LAST week, a routine matter made headlines. The government approved appointments of trade ministers in several Pakistani embassies, including our high commission in New Delhi. Suddenly, several circles started speculating that Pakistan was about to open trade with India. Sensing the uproar, the government clarified that there was no change in Islamabad’s policy on trade with India.
The incident raised a broader question on how Pakistan should pursue geo-economics if it chooses not to trade with its neighbours. Geo-economics essentially means leveraging geography to enhance the socioeconomic well-being of the people. For Pakistan, geo-economics calls for enhancing trade with its four neighbours — Afghanistan, China, India and Iran.
Trade relations are a formidable peace constituency. The most instructive is the example of the European Union. Other regions, like those constituting Asean, have also discovered the huge benefits of regional trade for their people. South Asia, however, remains the least integrated region of the world. No doubt, much of the blame can be apportioned to India, which has not encouraged regional integration, allowed conflicts to fester, and kept Saarc marginalised.
Yet, at the end of the day, it is the South Asian countries that suffer more from intraregional conflict than India does. One major reason is that India, because of its economic size and military muscle, has become relevant for the US’s Indo-Pacific strategy to contain China. The US tilt towards India has emboldened the Indian leadership to pursue aggressive Hindutva-driven policies, destabilising the region and even the Indian polity, compromising the promise of regional trade.
What Pakistan needs is a change of mindset.
So, what should Pakistan do under the circumstances? Should trade with neighbours be hostage to disputes or differences? Or should we begin to view trade relations with our neighbours through the prism of geo-economics and socioeconomic well-being of the people of Pakistan? Our trade with Afghanistan had expanded to over $3 billion, but has shrunk since then despite the heavy dependence of Afghanistan on trade with and through Pakistan. With Iran, US sanctions have kept us away from substantial bilateral trade. We did not avail the innovative solutions that were available, such as border markets. The result is that the bordering regions of Pakistan continue to receive smuggled goods from Iran with no net gain for Pakistan’s exchequer.

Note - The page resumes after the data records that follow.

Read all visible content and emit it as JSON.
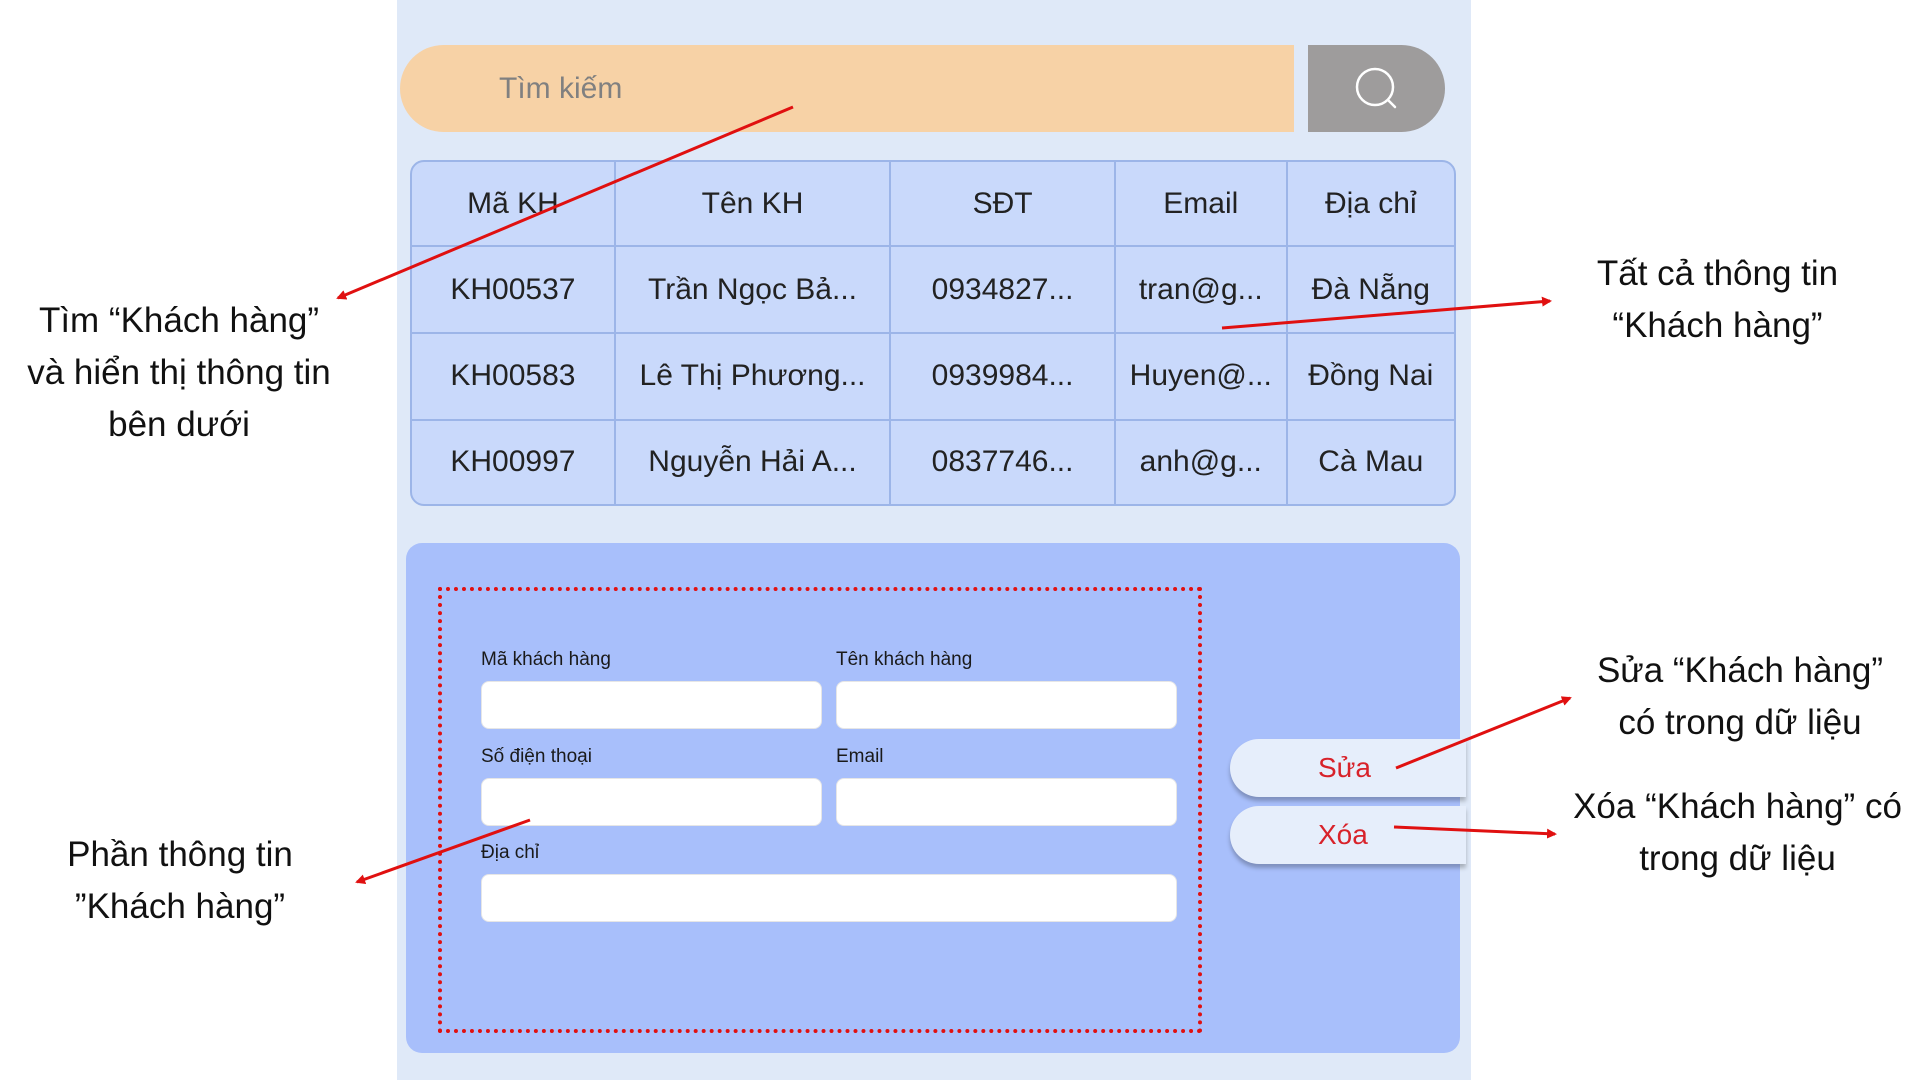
{
  "search": {
    "placeholder": "Tìm kiếm",
    "icon": "search-icon"
  },
  "table": {
    "headers": [
      "Mã KH",
      "Tên KH",
      "SĐT",
      "Email",
      "Địa chỉ"
    ],
    "rows": [
      [
        "KH00537",
        "Trần Ngọc Bả...",
        "0934827...",
        "tran@g...",
        "Đà Nẵng"
      ],
      [
        "KH00583",
        "Lê Thị Phương...",
        "0939984...",
        "Huyen@...",
        "Đồng Nai"
      ],
      [
        "KH00997",
        "Nguyễn Hải A...",
        "0837746...",
        "anh@g...",
        "Cà Mau"
      ]
    ]
  },
  "form": {
    "ma_label": "Mã khách hàng",
    "ten_label": "Tên khách hàng",
    "sdt_label": "Số điện thoại",
    "email_label": "Email",
    "diachi_label": "Địa chỉ"
  },
  "actions": {
    "edit_label": "Sửa",
    "delete_label": "Xóa"
  },
  "annotations": {
    "search_line1": "Tìm “Khách hàng”",
    "search_line2": "và hiển thị thông tin",
    "search_line3": "bên dưới",
    "all_info_line1": "Tất cả thông tin",
    "all_info_line2": "“Khách hàng”",
    "edit_line1": "Sửa “Khách hàng”",
    "edit_line2": "có trong dữ liệu",
    "delete_line1": "Xóa “Khách hàng” có",
    "delete_line2": "trong dữ liệu",
    "form_line1": "Phần thông tin",
    "form_line2": "”Khách hàng”"
  },
  "colors": {
    "phone_bg": "#dfe9f8",
    "search_bg": "#f7d2a6",
    "search_button_bg": "#9e9c9c",
    "table_bg": "#c9d9fb",
    "form_panel_bg": "#a8bffb",
    "action_text": "#d8222a",
    "arrow": "#e01010"
  }
}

With China, bilateral trade did receive a boost after the Free Trade Agreement of 2006, but the balance of trade is largely in China’s favour. With India, during the peace process (2004-8), bilateral trade had jumped to over $3.6bn. But since August 2019, all trade ties remain suspended.

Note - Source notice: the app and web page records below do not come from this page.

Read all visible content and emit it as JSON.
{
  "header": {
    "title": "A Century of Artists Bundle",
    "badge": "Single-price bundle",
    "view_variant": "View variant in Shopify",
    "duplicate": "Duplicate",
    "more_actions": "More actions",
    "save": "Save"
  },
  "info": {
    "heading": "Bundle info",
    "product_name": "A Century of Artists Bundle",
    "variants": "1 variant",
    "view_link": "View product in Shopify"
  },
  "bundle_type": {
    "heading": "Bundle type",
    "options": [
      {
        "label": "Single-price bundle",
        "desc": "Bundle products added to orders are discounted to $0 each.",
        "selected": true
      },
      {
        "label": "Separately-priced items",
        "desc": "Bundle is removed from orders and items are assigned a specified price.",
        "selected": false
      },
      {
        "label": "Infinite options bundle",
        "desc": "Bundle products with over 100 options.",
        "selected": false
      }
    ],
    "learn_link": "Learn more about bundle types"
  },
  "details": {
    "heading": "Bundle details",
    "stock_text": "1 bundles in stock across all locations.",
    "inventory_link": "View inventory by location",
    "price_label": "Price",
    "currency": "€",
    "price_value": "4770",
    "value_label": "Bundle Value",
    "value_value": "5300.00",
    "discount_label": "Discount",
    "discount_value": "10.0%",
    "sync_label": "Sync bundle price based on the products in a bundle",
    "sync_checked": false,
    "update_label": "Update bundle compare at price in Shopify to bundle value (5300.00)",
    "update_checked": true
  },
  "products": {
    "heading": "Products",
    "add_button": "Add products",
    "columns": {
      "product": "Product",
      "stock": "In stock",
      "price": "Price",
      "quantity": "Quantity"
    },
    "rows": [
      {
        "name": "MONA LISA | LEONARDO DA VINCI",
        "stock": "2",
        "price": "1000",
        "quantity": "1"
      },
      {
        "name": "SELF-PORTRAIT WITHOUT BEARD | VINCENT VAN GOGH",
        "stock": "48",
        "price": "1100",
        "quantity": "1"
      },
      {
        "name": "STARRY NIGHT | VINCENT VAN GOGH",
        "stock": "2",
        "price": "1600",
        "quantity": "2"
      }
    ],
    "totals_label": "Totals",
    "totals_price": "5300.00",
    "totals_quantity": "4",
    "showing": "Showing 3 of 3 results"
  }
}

Likewise, transit trade if handled well can bring enormous benefits to transit countries. However, the Pakistan-Afghanistan transit trade has often been misused, leading to the flooding of Pakistani markets with smuggled goods. India has often asked for the transit of its goods to Afghanistan and Central Asia, but the pressures this could generate for our roads and customs infrastructure have inhibited progress.
Does this mean that Pakistan should continue to lose the enormous benefits that can accrue to it by establishing trade and investment relations with its neighbours? The obvious answer is that we should not. Look at India and China, which despite their border and other disputes, have a thriving bilateral trade that has now touched the figure of $125bn. Likewise, China and the US maintain a robust trade and investment relationship despite the onset of strategic competition between them.
What Pakistan needs is a change of mindset. Nothing should matter more to our policymakers than the socioeconomic well-being of our people, which in turn would enhance our national security. The world is changing rapidly. Nations have learned that cooperation and competition can coexist as long as there is mutuality of benefit.
No confidence-building measure is more potent than bilateral trade as it can help reduce mutual distrust and position countries to address tougher issues on the bilateral agenda. In economic terms as well, low transportation costs, availability of road and rail links, and socially identical consumer bases provide a clear edge to trading with neighbours. The economic activity thus generated provides our traders access to vast regional markets. We need a whole new approach to positively engaging with all our neighbours in securing for our traders more opportunities of balanced and mutually beneficial trade and investment opportunities, in the larger interest of economic security of the people of Pakistan. In due course, trade and investment ties can become a building block towards durable peace in South Asia.
The writer, a former foreign secretary, is director general of the Institute of Strategic Studies Islamabad, and author of Diplomatic Footprints.
Published in Dawn, May 18th, 2022